• Your assignment: Give all the lines below again, exactly, with no pictures.

• Dataset entries:
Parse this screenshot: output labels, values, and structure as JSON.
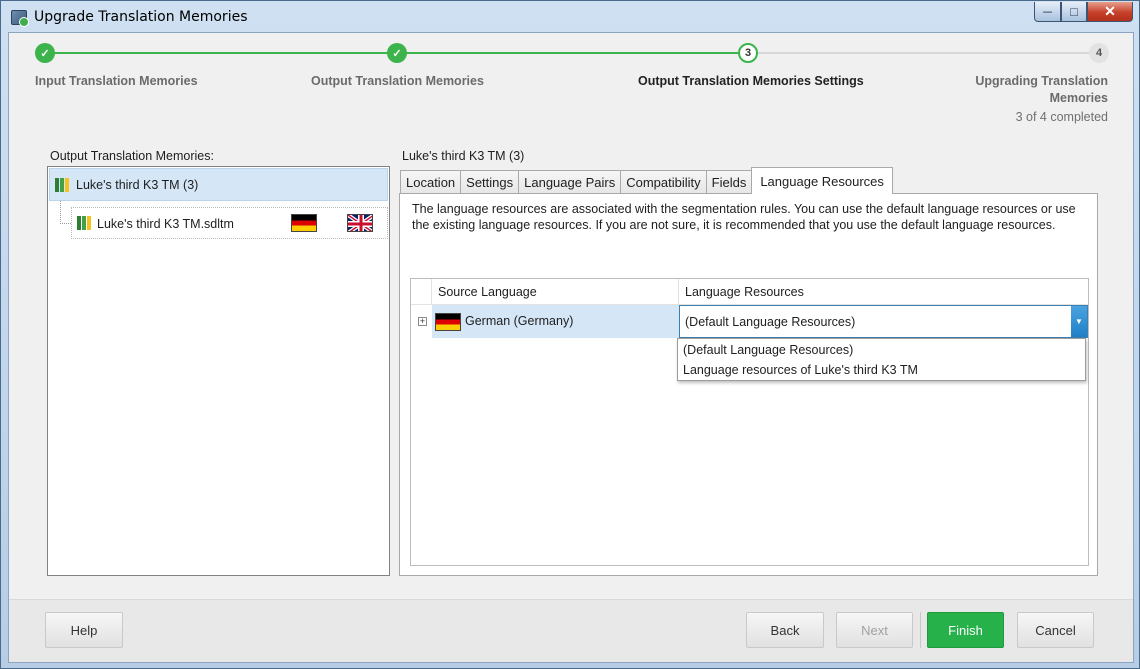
{
  "window": {
    "title": "Upgrade Translation Memories"
  },
  "stepper": {
    "steps": [
      {
        "number": "1",
        "label": "Input Translation Memories",
        "state": "done"
      },
      {
        "number": "2",
        "label": "Output Translation Memories",
        "state": "done"
      },
      {
        "number": "3",
        "label": "Output Translation Memories Settings",
        "state": "current"
      },
      {
        "number": "4",
        "label_line1": "Upgrading Translation",
        "label_line2": "Memories",
        "state": "todo"
      }
    ],
    "status": "3 of 4 completed",
    "colors": {
      "done": "#3cb44b",
      "todo": "#d7d7d7"
    }
  },
  "left_panel": {
    "caption": "Output Translation Memories:",
    "root_item": "Luke's third K3 TM (3)",
    "child_item": "Luke's third K3 TM.sdltm",
    "child_flags": [
      "flag-de",
      "flag-uk"
    ]
  },
  "right_panel": {
    "caption": "Luke's third K3 TM (3)",
    "tabs": [
      "Location",
      "Settings",
      "Language Pairs",
      "Compatibility",
      "Fields",
      "Language Resources"
    ],
    "active_tab": "Language Resources",
    "description": "The language resources are associated with the segmentation rules. You can use the default language resources or use the existing language resources. If you are not sure, it is recommended that you use the default language resources.",
    "grid": {
      "headers": [
        "Source Language",
        "Language Resources"
      ],
      "row": {
        "expander": "+",
        "source_language": "German (Germany)",
        "language_resources": "(Default Language Resources)"
      },
      "dropdown_options": [
        "(Default Language Resources)",
        "Language resources of Luke's third K3 TM"
      ]
    }
  },
  "footer": {
    "help": "Help",
    "back": "Back",
    "next": "Next",
    "finish": "Finish",
    "cancel": "Cancel",
    "accent": "#26b14a"
  }
}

• Answer box:
Parse this screenshot: output labels, values, and structure as JSON.
{
  "window": {
    "title": "Upgrade Translation Memories"
  },
  "stepper": {
    "steps": [
      {
        "number": "1",
        "label": "Input Translation Memories",
        "state": "done"
      },
      {
        "number": "2",
        "label": "Output Translation Memories",
        "state": "done"
      },
      {
        "number": "3",
        "label": "Output Translation Memories Settings",
        "state": "current"
      },
      {
        "number": "4",
        "label_line1": "Upgrading Translation",
        "label_line2": "Memories",
        "state": "todo"
      }
    ],
    "status": "3 of 4 completed",
    "colors": {
      "done": "#3cb44b",
      "todo": "#d7d7d7"
    }
  },
  "left_panel": {
    "caption": "Output Translation Memories:",
    "root_item": "Luke's third K3 TM (3)",
    "child_item": "Luke's third K3 TM.sdltm",
    "child_flags": [
      "flag-de",
      "flag-uk"
    ]
  },
  "right_panel": {
    "caption": "Luke's third K3 TM (3)",
    "tabs": [
      "Location",
      "Settings",
      "Language Pairs",
      "Compatibility",
      "Fields",
      "Language Resources"
    ],
    "active_tab": "Language Resources",
    "description": "The language resources are associated with the segmentation rules. You can use the default language resources or use the existing language resources. If you are not sure, it is recommended that you use the default language resources.",
    "grid": {
      "headers": [
        "Source Language",
        "Language Resources"
      ],
      "row": {
        "expander": "+",
        "source_language": "German (Germany)",
        "language_resources": "(Default Language Resources)"
      },
      "dropdown_options": [
        "(Default Language Resources)",
        "Language resources of Luke's third K3 TM"
      ]
    }
  },
  "footer": {
    "help": "Help",
    "back": "Back",
    "next": "Next",
    "finish": "Finish",
    "cancel": "Cancel",
    "accent": "#26b14a"
  }
}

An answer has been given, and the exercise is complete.